**Aim of the task**
From the material below, work out how many lines contain "space" and answer with the number only.

********************

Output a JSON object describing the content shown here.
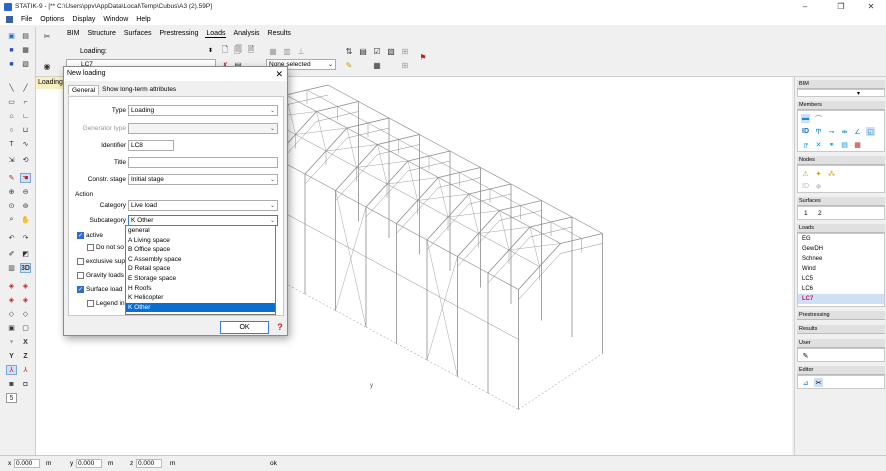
{
  "window": {
    "title": "STATIK-9 - [** C:\\Users\\ppv\\AppData\\Local\\Temp\\Cubus\\A3 (2).59P]",
    "controls": [
      "–",
      "❐",
      "✕"
    ]
  },
  "menu": [
    "File",
    "Options",
    "Display",
    "Window",
    "Help"
  ],
  "ribbon": {
    "tabs": [
      "BIM",
      "Structure",
      "Surfaces",
      "Prestressing",
      "Loads",
      "Analysis",
      "Results"
    ],
    "active_tab": "Loads",
    "loading_label": "Loading:",
    "loading_value": "LC7",
    "none_selected": "None selected"
  },
  "loading_strip": "Loading",
  "dialog": {
    "title": "New loading",
    "tabs": [
      "General",
      "Show long-term attributes"
    ],
    "type_label": "Type",
    "type_value": "Loading",
    "generator_label": "Generator type",
    "generator_value": "",
    "identifier_label": "Identifier",
    "identifier_value": "LC8",
    "title_label": "Title",
    "title_value": "",
    "constr_label": "Constr. stage",
    "constr_value": "Initial stage",
    "action_label": "Action",
    "category_label": "Category",
    "category_value": "Live load",
    "subcategory_label": "Subcategory",
    "subcategory_value": "K Other",
    "active_label": "active",
    "do_not_label": "Do not so",
    "exclusive_label": "exclusive supe",
    "gravity_label": "Gravity loads",
    "surface_label": "Surface load",
    "legend_label": "Legend in",
    "ok_label": "OK",
    "help_label": "?",
    "subcategory_options": [
      "general",
      "A Living space",
      "B Office space",
      "C Assembly space",
      "D Retail space",
      "E Storage space",
      "H Roofs",
      "K Helicopter",
      "K Other"
    ]
  },
  "right_panel": {
    "bim": "BIM",
    "members": "Members",
    "nodes": "Nodes",
    "surfaces": "Surfaces",
    "surfaces_items": [
      "1",
      "2"
    ],
    "loads": "Loads",
    "loads_items": [
      "EG",
      "GewDH",
      "Schnee",
      "Wind",
      "LC5",
      "LC6",
      "LC7"
    ],
    "loads_selected": "LC7",
    "prestressing": "Prestressing",
    "results": "Results",
    "user": "User",
    "editor": "Editor"
  },
  "status": {
    "x_label": "x",
    "x_value": "0.000",
    "x_unit": "m",
    "y_label": "y",
    "y_value": "0.000",
    "y_unit": "m",
    "z_label": "z",
    "z_value": "0.000",
    "z_unit": "m",
    "message": "ok"
  },
  "canvas": {
    "axis_label": "y"
  }
}
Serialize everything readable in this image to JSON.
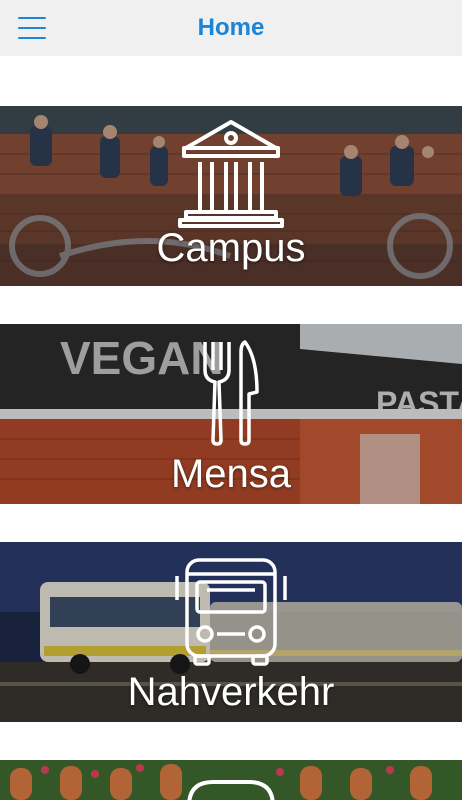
{
  "header": {
    "title": "Home",
    "menu_icon": "hamburger-menu-icon"
  },
  "tiles": [
    {
      "label": "Campus",
      "icon": "building-columns-icon"
    },
    {
      "label": "Mensa",
      "icon": "fork-knife-icon"
    },
    {
      "label": "Nahverkehr",
      "icon": "bus-icon"
    },
    {
      "label": "",
      "icon": "partial-icon"
    }
  ],
  "colors": {
    "accent": "#1a84d6",
    "header_bg": "#f0f0f0",
    "tile_text": "#ffffff"
  }
}
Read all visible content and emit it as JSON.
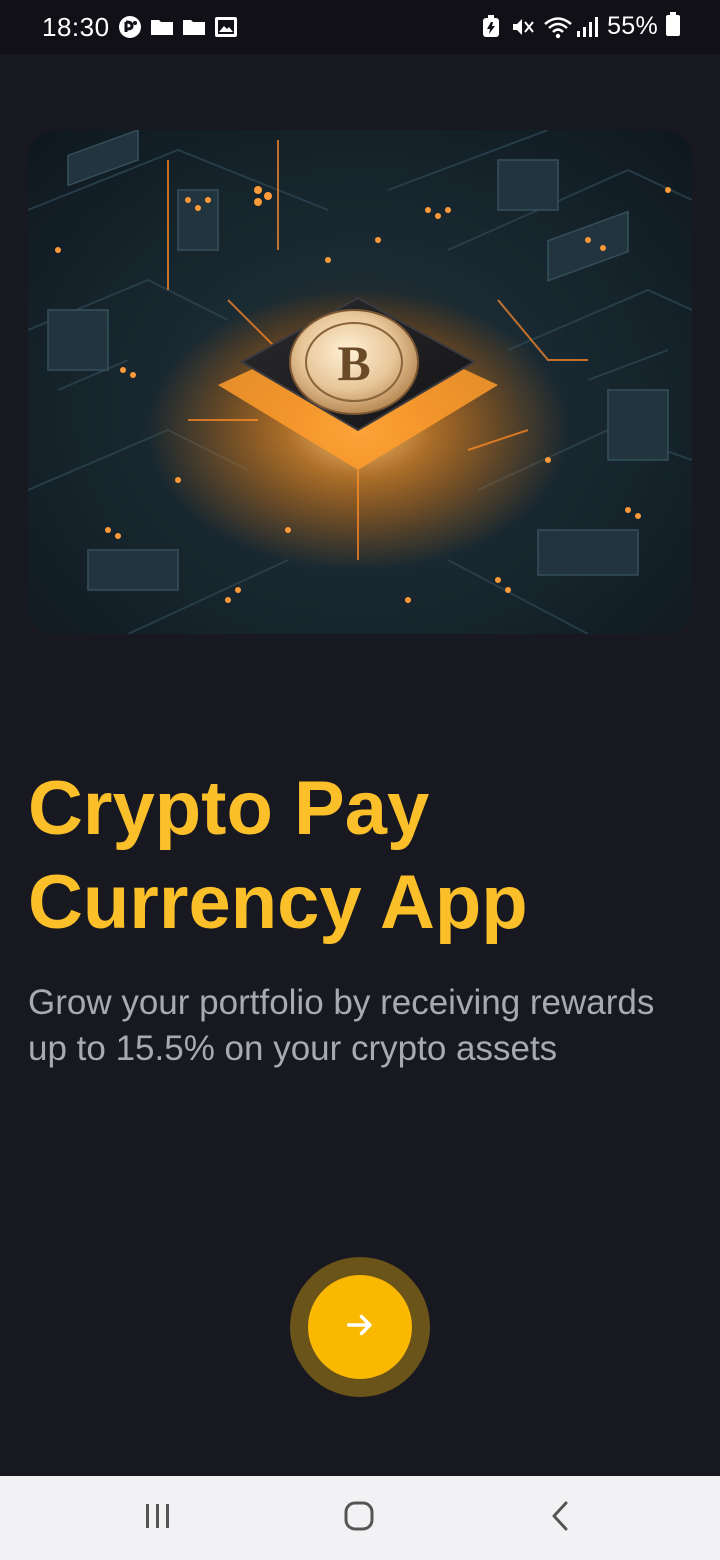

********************

**The completed task**
5